In this post I’ll briefly describe the steps I took to implement hAtom into my WordPress template.
hAtom is a draft specification for a Microformat to incorporate the common Atom format into HTML. Marking up your blog with those desciptive elements gives you several advantages but more on this later.
To make WordPress hAtom ready you have to edit the file named ‘Main Index Template’. The easiest way to do this is to go into the WordPress Admin and then to ‘Presentation’ -> ‘Theme Editor’.
This file includes the main ‘WordPress Loop’ that displays all of your posts. To add the hAtom Microformat here the only thing you have to do, is to set some HTML class attributes.
(Note: All examples taken from the “WordPress Default” template, edits are in bold)
- Find the div that has the id “content” and add a class “hfeed”. It’s ok for elements to have more than one class name. So if there’s already a class attribute there, just seperate them with a space. This marks the beginning of the Atom ‘feed’.
Now it should look like this:
<div id="content" class="narrowcolumn hfeed">
- Next we have to define a single entry. For this to happen I choose to include the “hentry” class to the alrady existent “post” div.
<div class="post hentry" id="post-<?php the_ID(); ?>">
- To set the post title correctly I simply added a class=”entry-title” to the link surrounding the post title.
<a href="<?php the_permalink() ?>" rel="bookmark" title="Permanent Link to <?php the_title(); ?>" class="entry-title">
- Now comes the tricky part. To have a correct date format for the point of time the entry was postet we have to change the date display from the following

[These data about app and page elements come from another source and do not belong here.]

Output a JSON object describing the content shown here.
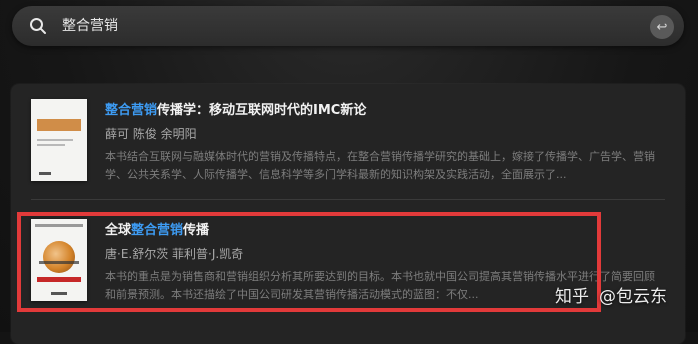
{
  "search": {
    "query": "整合营销",
    "return_key": "↩"
  },
  "results": [
    {
      "title_before": "",
      "title_highlight": "整合营销",
      "title_after": "传播学：移动互联网时代的IMC新论",
      "authors": "薛可 陈俊 余明阳",
      "description": "本书结合互联网与融媒体时代的营销及传播特点，在整合营销传播学研究的基础上，嫁接了传播学、广告学、营销学、公共关系学、人际传播学、信息科学等多门学科最新的知识构架及实践活动，全面展示了..."
    },
    {
      "title_before": "全球",
      "title_highlight": "整合营销",
      "title_after": "传播",
      "authors": "唐·E.舒尔茨 菲利普·J.凯奇",
      "description": "本书的重点是为销售商和营销组织分析其所要达到的目标。本书也就中国公司提高其营销传播水平进行了简要回顾和前景预测。本书还描绘了中国公司研发其营销传播活动模式的蓝图：不仅..."
    }
  ],
  "watermark": {
    "site": "知乎",
    "handle": "@包云东"
  },
  "colors": {
    "highlight": "#3d9bf2",
    "frame": "#e23a3a"
  }
}
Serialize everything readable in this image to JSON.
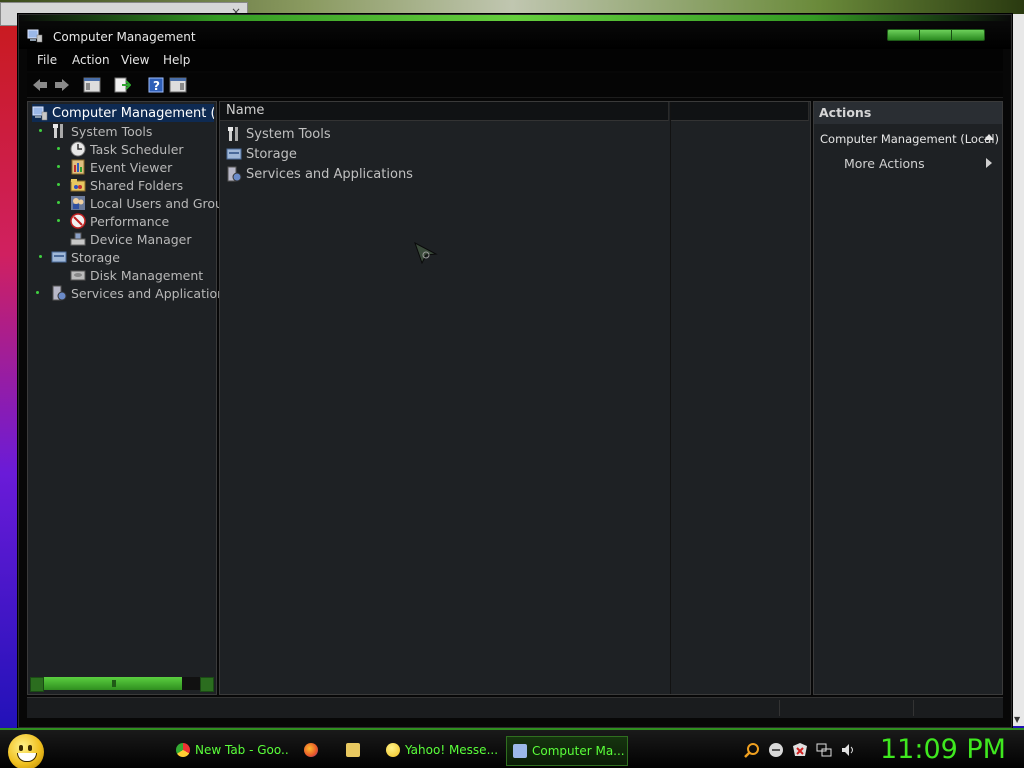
{
  "window": {
    "title": "Computer Management"
  },
  "menu": {
    "file": "File",
    "action": "Action",
    "view": "View",
    "help": "Help"
  },
  "tree": {
    "root": "Computer Management (Loc",
    "system_tools": "System Tools",
    "task_scheduler": "Task Scheduler",
    "event_viewer": "Event Viewer",
    "shared_folders": "Shared Folders",
    "local_users": "Local Users and Grou",
    "performance": "Performance",
    "device_manager": "Device Manager",
    "storage": "Storage",
    "disk_management": "Disk Management",
    "services": "Services and Applications"
  },
  "list": {
    "column_name": "Name",
    "items": [
      "System Tools",
      "Storage",
      "Services and Applications"
    ]
  },
  "actions": {
    "header": "Actions",
    "context": "Computer Management (Local)",
    "more": "More Actions"
  },
  "taskbar": {
    "items": [
      "New Tab - Goo...",
      "Yahoo! Messe...",
      "Computer Ma..."
    ],
    "clock": "11:09 PM"
  }
}
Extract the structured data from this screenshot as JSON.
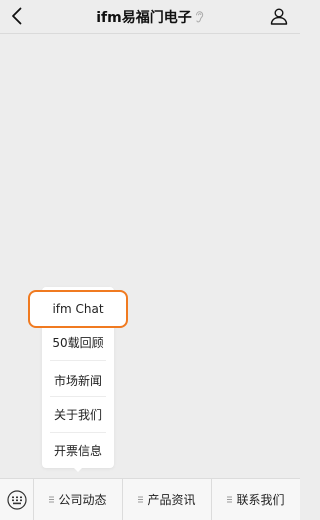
{
  "header": {
    "title": "ifm易福门电子",
    "back_icon": "chevron-left-icon",
    "mute_icon": "ear-icon",
    "profile_icon": "person-icon"
  },
  "popup": {
    "items": [
      {
        "label": "ifm Chat",
        "highlighted": true
      },
      {
        "label": "50载回顾"
      },
      {
        "label": "市场新闻"
      },
      {
        "label": "关于我们"
      },
      {
        "label": "开票信息"
      }
    ],
    "highlight_color": "#f07a20"
  },
  "bottom_menu": {
    "keyboard_icon": "keyboard-icon",
    "tabs": [
      {
        "label": "公司动态"
      },
      {
        "label": "产品资讯"
      },
      {
        "label": "联系我们"
      }
    ]
  },
  "colors": {
    "background": "#ededed",
    "popup_bg": "#ffffff",
    "bar_bg": "#f7f7f7"
  }
}
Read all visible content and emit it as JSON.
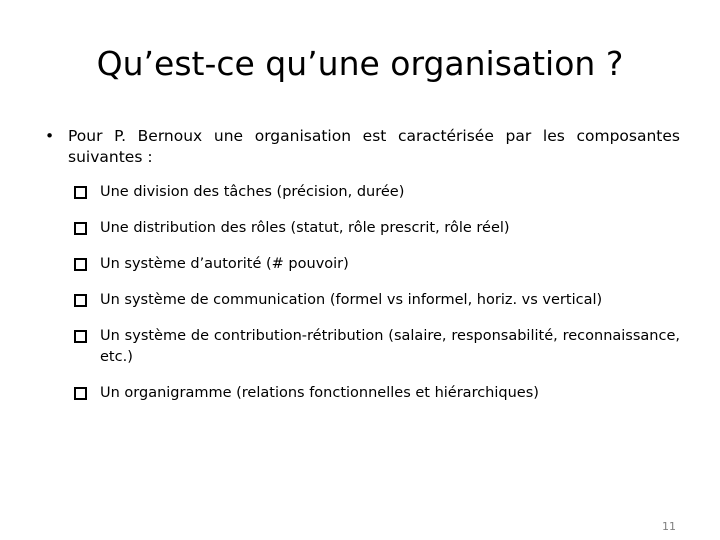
{
  "slide": {
    "title": "Qu’est-ce qu’une organisation ?",
    "page_number": "11",
    "text_color": "#000000",
    "page_number_color": "#808080",
    "background_color": "#ffffff"
  },
  "body": {
    "lead_bullet": {
      "marker": "•",
      "text": "Pour P. Bernoux une organisation est caractérisée par les composantes suivantes :"
    },
    "sub_bullets": [
      {
        "marker": "❑",
        "text": "Une division des tâches (précision, durée)"
      },
      {
        "marker": "❑",
        "text": "Une distribution des rôles (statut, rôle prescrit, rôle réel)"
      },
      {
        "marker": "❑",
        "text": "Un système d’autorité (# pouvoir)"
      },
      {
        "marker": "❑",
        "text": "Un système de communication (formel vs informel, horiz. vs vertical)"
      },
      {
        "marker": "❑",
        "text": "Un système de contribution-rétribution (salaire, responsabilité, reconnaissance, etc.)"
      },
      {
        "marker": "❑",
        "text": "Un organigramme (relations fonctionnelles et hiérarchiques)"
      }
    ]
  }
}
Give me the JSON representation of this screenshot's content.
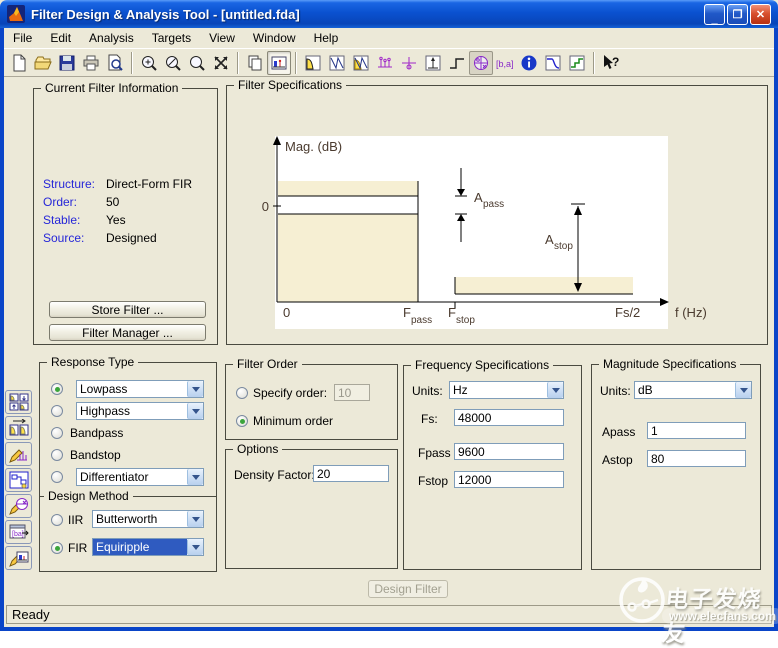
{
  "window": {
    "title": "Filter Design & Analysis Tool - [untitled.fda]"
  },
  "menu": {
    "items": [
      "File",
      "Edit",
      "Analysis",
      "Targets",
      "View",
      "Window",
      "Help"
    ]
  },
  "toolbar": {
    "icons": [
      "new-file",
      "open-file",
      "save",
      "print",
      "print-preview",
      "zoom-in",
      "zoom-out",
      "zoom-default",
      "full-view",
      "print-to-figure",
      "fdatool-design",
      "magnitude-response",
      "phase-response",
      "magnitude-phase-response",
      "group-delay",
      "phase-delay",
      "impulse-response",
      "step-response",
      "pole-zero-plot",
      "filter-coefficients",
      "filter-info",
      "filter-specifications",
      "realize-model",
      "context-help"
    ],
    "coef_glyph": "[b,a]",
    "help_glyph": "?"
  },
  "current_filter_info": {
    "title": "Current Filter Information",
    "fields": [
      {
        "label": "Structure:",
        "value": "Direct-Form FIR"
      },
      {
        "label": "Order:",
        "value": "50"
      },
      {
        "label": "Stable:",
        "value": "Yes"
      },
      {
        "label": "Source:",
        "value": "Designed"
      }
    ],
    "store_button": "Store Filter ...",
    "manager_button": "Filter Manager ..."
  },
  "filter_specifications": {
    "title": "Filter Specifications",
    "ylabel": "Mag. (dB)",
    "yzero": "0",
    "x0": "0",
    "fpass": {
      "main": "F",
      "sub": "pass"
    },
    "fstop": {
      "main": "F",
      "sub": "stop"
    },
    "fs2": "Fs/2",
    "xlabel": "f (Hz)",
    "apass": {
      "main": "A",
      "sub": "pass"
    },
    "astop": {
      "main": "A",
      "sub": "stop"
    }
  },
  "response_type": {
    "title": "Response Type",
    "lowpass": "Lowpass",
    "highpass": "Highpass",
    "bandpass": "Bandpass",
    "bandstop": "Bandstop",
    "differentiator": "Differentiator",
    "selected": "Lowpass"
  },
  "design_method": {
    "title": "Design Method",
    "iir_label": "IIR",
    "iir_value": "Butterworth",
    "fir_label": "FIR",
    "fir_value": "Equiripple",
    "selected": "FIR"
  },
  "filter_order": {
    "title": "Filter Order",
    "specify_label": "Specify order:",
    "specify_value": "10",
    "minimum_label": "Minimum order",
    "selected": "Minimum order"
  },
  "options": {
    "title": "Options",
    "density_label": "Density Factor:",
    "density_value": "20"
  },
  "frequency_specifications": {
    "title": "Frequency Specifications",
    "units_label": "Units:",
    "units_value": "Hz",
    "fs_label": "Fs:",
    "fs_value": "48000",
    "fpass_label": "Fpass",
    "fpass_value": "9600",
    "fstop_label": "Fstop",
    "fstop_value": "12000"
  },
  "magnitude_specifications": {
    "title": "Magnitude Specifications",
    "units_label": "Units:",
    "units_value": "dB",
    "apass_label": "Apass",
    "apass_value": "1",
    "astop_label": "Astop",
    "astop_value": "80"
  },
  "design_filter_button": "Design Filter",
  "status_bar": "Ready",
  "sidebar": {
    "icons": [
      "quantization",
      "transform-filter",
      "multirate-filter",
      "realize-model",
      "pole-zero-editor",
      "import-filter",
      "design-filter"
    ]
  },
  "watermark": {
    "site_name": "电子发烧友",
    "site_url": "www.elecfans.com"
  },
  "colors": {
    "titlebar_blue": "#0a51d0",
    "selection_blue": "#2f5bc0",
    "spec_fill": "#f6efd3",
    "info_label_blue": "#2626d8",
    "beige": "#ece9d8"
  }
}
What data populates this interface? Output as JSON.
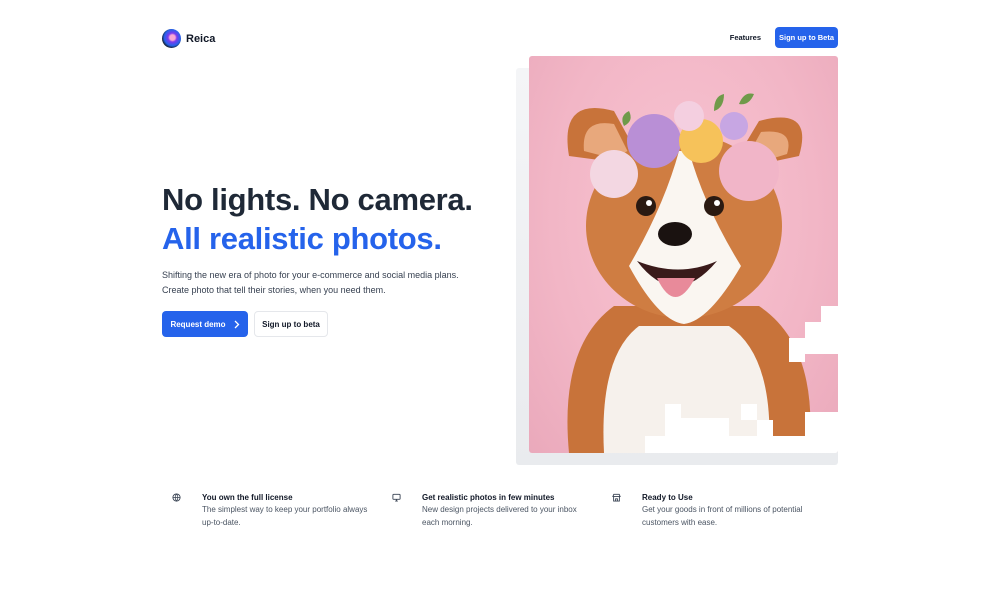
{
  "brand": {
    "name": "Reica",
    "accent": "#2563eb"
  },
  "nav": {
    "features_label": "Features",
    "cta_label": "Sign up to Beta"
  },
  "hero": {
    "headline_line1": "No lights. No camera.",
    "headline_line2": "All realistic photos.",
    "lead_line1": "Shifting the new era of photo for your e-commerce and social media plans.",
    "lead_line2": "Create photo that tell their stories, when you need them.",
    "primary_label": "Request demo",
    "primary_icon": "chevron-right-icon",
    "secondary_label": "Sign up to beta"
  },
  "features": [
    {
      "icon": "globe-icon",
      "title": "You own the full license",
      "desc": "The simplest way to keep your portfolio always up-to-date."
    },
    {
      "icon": "monitor-icon",
      "title": "Get realistic photos in few minutes",
      "desc": "New design projects delivered to your inbox each morning."
    },
    {
      "icon": "store-icon",
      "title": "Ready to Use",
      "desc": "Get your goods in front of millions of potential customers with ease."
    }
  ]
}
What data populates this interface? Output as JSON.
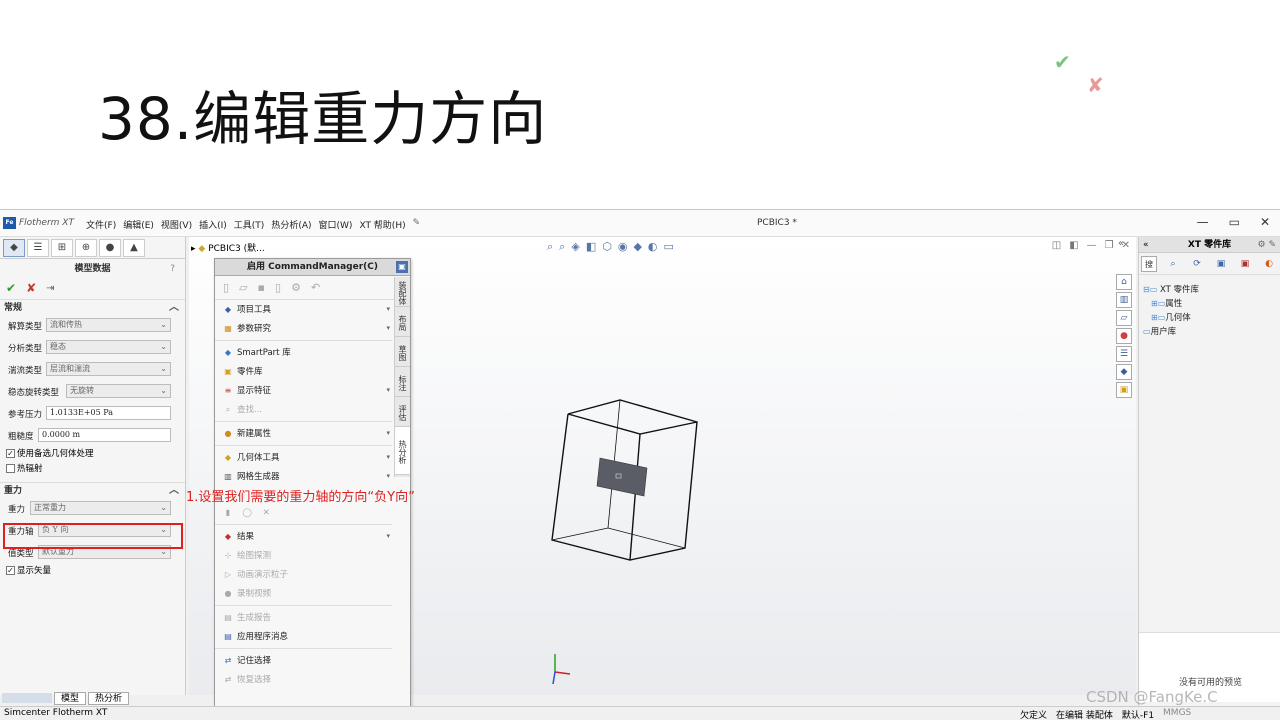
{
  "slide": {
    "title": "38.编辑重力方向"
  },
  "app": {
    "logo_text": "Flotherm XT",
    "logo_badge": "Fe",
    "menu": [
      "文件(F)",
      "编辑(E)",
      "视图(V)",
      "插入(I)",
      "工具(T)",
      "热分析(A)",
      "窗口(W)",
      "XT 帮助(H)"
    ],
    "doc_title": "PCBIC3 *",
    "window_buttons": [
      "—",
      "▭",
      "✕"
    ]
  },
  "left_panel": {
    "heading": "模型数据",
    "help": "?",
    "section_general": "常规",
    "rows": [
      {
        "label": "解算类型",
        "value": "流和传热"
      },
      {
        "label": "分析类型",
        "value": "稳态"
      },
      {
        "label": "湍流类型",
        "value": "层流和湍流"
      },
      {
        "label": "稳态旋转类型",
        "value": "无旋转"
      },
      {
        "label": "参考压力",
        "value": "1.0133E+05 Pa"
      },
      {
        "label": "粗糙度",
        "value": "0.0000 m"
      }
    ],
    "checkbox_alt_geometry": "使用备选几何体处理",
    "checkbox_radiation": "热辐射",
    "section_gravity": "重力",
    "gravity_rows": [
      {
        "label": "重力",
        "value": "正常重力"
      },
      {
        "label": "重力轴",
        "value": "负 Y 向"
      },
      {
        "label": "值类型",
        "value": "默认重力"
      }
    ],
    "checkbox_show_vector": "显示矢量"
  },
  "tree": {
    "root": "PCBIC3  (默..."
  },
  "command_manager": {
    "title": "启用 CommandManager(C)",
    "items": [
      {
        "label": "项目工具",
        "enabled": true,
        "submenu": true
      },
      {
        "label": "参数研究",
        "enabled": true,
        "submenu": true
      },
      {
        "label": "SmartPart 库",
        "enabled": true,
        "submenu": false
      },
      {
        "label": "零件库",
        "enabled": true,
        "submenu": false
      },
      {
        "label": "显示特征",
        "enabled": true,
        "submenu": true
      },
      {
        "label": "查找...",
        "enabled": false,
        "submenu": false
      },
      {
        "label": "新建属性",
        "enabled": true,
        "submenu": true
      },
      {
        "label": "几何体工具",
        "enabled": true,
        "submenu": true
      },
      {
        "label": "网格生成器",
        "enabled": true,
        "submenu": true
      },
      {
        "label": "结果",
        "enabled": true,
        "submenu": true
      },
      {
        "label": "绘图探测",
        "enabled": false,
        "submenu": false
      },
      {
        "label": "动画演示粒子",
        "enabled": false,
        "submenu": false
      },
      {
        "label": "录制视频",
        "enabled": false,
        "submenu": false
      },
      {
        "label": "生成报告",
        "enabled": false,
        "submenu": false
      },
      {
        "label": "应用程序消息",
        "enabled": true,
        "submenu": false
      },
      {
        "label": "记住选择",
        "enabled": true,
        "submenu": false
      },
      {
        "label": "恢复选择",
        "enabled": false,
        "submenu": false
      }
    ],
    "side_tabs": [
      "装配体",
      "布局",
      "草图",
      "标注",
      "评估",
      "热分析"
    ]
  },
  "annotation": "1.设置我们需要的重力轴的方向“负Y向”",
  "right_panel": {
    "title": "XT 零件库",
    "search_label": "搜",
    "tree": [
      "XT 零件库",
      "属性",
      "几何体",
      "用户库"
    ],
    "preview_text": "没有可用的预览"
  },
  "sheet_tabs": [
    "模型",
    "热分析"
  ],
  "status": {
    "app_name": "Simcenter Flotherm XT",
    "right": [
      "欠定义",
      "在编辑 装配体",
      "默认-F1",
      "MMGS"
    ]
  },
  "watermark": "CSDN @FangKe.C",
  "colors": {
    "annotation": "#e02020",
    "accent": "#1e5aa8"
  }
}
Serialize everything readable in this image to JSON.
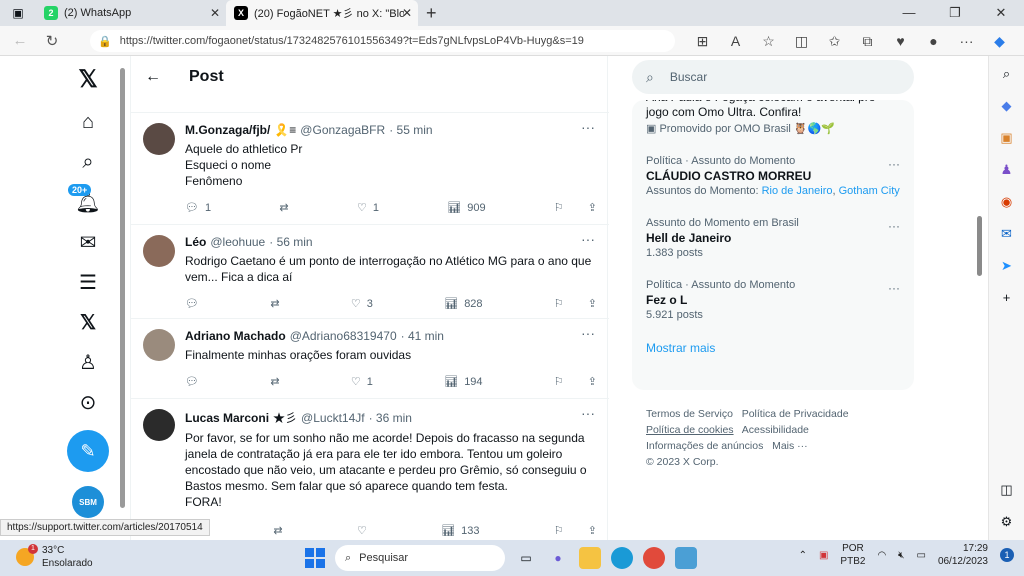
{
  "browser": {
    "tabs": [
      {
        "label": "(2) WhatsApp",
        "icon": "whatsapp-icon",
        "badge": "2"
      },
      {
        "label": "(20) FogãoNET ★彡 no X: \"Blog d",
        "icon": "x-logo-icon"
      }
    ],
    "url": "https://twitter.com/fogaonet/status/1732482576101556349?t=Eds7gNLfvpsLoP4Vb-Huyg&s=19"
  },
  "nav": {
    "notifications_badge": "20+",
    "sbm_label": "SBM"
  },
  "header": {
    "title": "Post"
  },
  "tweets": [
    {
      "name": "M.Gonzaga/fjb/",
      "emoji": "🎗️≡",
      "handle": "@GonzagaBFR",
      "time": "· 55 min",
      "text": [
        "Aquele do athletico Pr",
        "Esqueci o nome",
        "Fenômeno"
      ],
      "replies": "1",
      "likes": "1",
      "views": "909",
      "avatar_color": "#5a4a44"
    },
    {
      "name": "Léo",
      "emoji": "",
      "handle": "@leohuue",
      "time": "· 56 min",
      "text": [
        "Rodrigo Caetano é um ponto de interrogação no Atlético MG para o ano que vem... Fica a dica aí"
      ],
      "replies": "",
      "likes": "3",
      "views": "828",
      "avatar_color": "#8a6a5a"
    },
    {
      "name": "Adriano Machado",
      "emoji": "",
      "handle": "@Adriano68319470",
      "time": "· 41 min",
      "text": [
        "Finalmente minhas orações foram ouvidas"
      ],
      "replies": "",
      "likes": "1",
      "views": "194",
      "avatar_color": "#9a8b7d"
    },
    {
      "name": "Lucas Marconi",
      "emoji": "★彡",
      "handle": "@Luckt14Jf",
      "time": "· 36 min",
      "text": [
        "Por favor, se for um sonho não me acorde! Depois do fracasso na segunda janela de contratação já era para ele ter ido embora. Tentou um goleiro encostado que não veio, um atacante e perdeu pro Grêmio, só conseguiu o Bastos mesmo. Sem falar que só aparece quando tem festa.",
        "FORA!"
      ],
      "replies": "",
      "likes": "",
      "views": "133",
      "avatar_color": "#2b2b2b"
    }
  ],
  "right": {
    "search_placeholder": "Buscar",
    "promo_partial": "Ana Paula e Fogaça colocam o avental pro jogo com Omo Ultra. Confira!",
    "promo_by": "Promovido por OMO Brasil 🦉🌎🌱",
    "trends": [
      {
        "category": "Política · Assunto do Momento",
        "title": "CLÁUDIO CASTRO MORREU",
        "sub_prefix": "Assuntos do Momento: ",
        "sub_links": [
          "Rio de Janeiro",
          "Gotham City"
        ]
      },
      {
        "category": "Assunto do Momento em Brasil",
        "title": "Hell de Janeiro",
        "posts": "1.383 posts"
      },
      {
        "category": "Política · Assunto do Momento",
        "title": "Fez o L",
        "posts": "5.921 posts"
      }
    ],
    "show_more": "Mostrar mais",
    "footer": {
      "line1a": "Termos de Serviço",
      "line1b": "Política de Privacidade",
      "line2a": "Política de cookies",
      "line2b": "Acessibilidade",
      "line3a": "Informações de anúncios",
      "line3b": "Mais ···",
      "line4": "© 2023 X Corp."
    }
  },
  "status_url": "https://support.twitter.com/articles/20170514",
  "taskbar": {
    "temp": "33°C",
    "weather": "Ensolarado",
    "weather_badge": "1",
    "search": "Pesquisar",
    "lang1": "POR",
    "lang2": "PTB2",
    "time": "17:29",
    "date": "06/12/2023",
    "notif": "1"
  }
}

<?php the_time('Y-m-d H:i') ?>;
<abbr class="published" title="<?php the_time('Y-m-d\TH:i:s\Z') ?>"><?php the_time('Y-m-d H:i') ?></abbr>
This setting only applies if you are posting in CET. Please consult the datetime Design Patterns on the Microformats Website and the PHP date() function to adapt the part in the ‘title’ of the ‘abbr’ tag to your timezone.
- Now find a tag surrounding the WordPress function named the_content() (or just put a div around there) and add the class “entry-content”.
<div class="entry entry-content">
<?php the_content('Read the rest of the entry.'); ?>
That’s basically it. You could of course add several more tags and classes for categories for instance. The good thing is that Microformats are nice to each other, so if you already have some Technorati tags in your blog that feature the ‘rel=”tag”‘ attribute, they will be incorporated in the hAtom format automatically.
So the question is now, how can you take advantage of your new semantic additions to your blog?
Well, as mentioned in my previous post about Microformats there is tails for Firefox but you can do all sorts of crazy stuff like converting your hAtom posts to a real Atom feed using the awesome webapp Luke Arno made: hatom2atom.
And that brings us to a whole new level. I’m asking myself why do I need a seperate feed that features the very same content that’s already displayed on my HTML pages? That’s where the magic of Microformats sets in. Their nature being that they are humans first and machines second I can now have both served just from one source.
Having Atom feeds for all of my blog posts also enables them to be used more widely for instance I can think of a few situations where an Atom feed of my archived posts could come in very handy. I’m sure you can think of several more ways to use this.
You can build a feed that contains the exact stories you are interested in from Digg.com. You can filter by: description, category, submitters, number of diggs, and number of comments.
DiggFiltr.com is a very neat page. Still under heavy development but the core feature is very useful already. I instantly created my own filtered Digg.com feed by applying a few filters on the sections I’m interested in. I can see this site getting really popular if the developer goes in the right direction with it.
One thing that I also liked was that, according to the developers blog, it only took him about 10 days to learn Ruby on Rails and develop this application which uses AJAX very extensively. Sounds like Ruby on Rails is really a good choice for rapid web development. Maybe I should kick myself into learning it finally (…if I only had time!).
Today I discovered a service called mail2RSS which converts mails you send to a predefined adress to a RSS feed. Quite handy, I have to try if it also handles multiple newsletter subscriptions and splices them to one aggregated feed.
I guess that means I can ditch my attempts to program this particular functionality in PHP, especially since I failed miserably on decoding MIME attachements like for instance pictures. I wanted this because I needed a way to display the really funny nichtlustig.de comics (sorry only in german!) in my feedreader instead of getting them in my eMail box.
What I came up with was a PHP script that reads from a specified mailbox and then constructs a new RSS item with a link to the latest comic but I wasn’t able to get the image to display properly without just focusing on one particular message format.
Well, I’ll try mail2RSS and see if it can do everything I wanted in my app.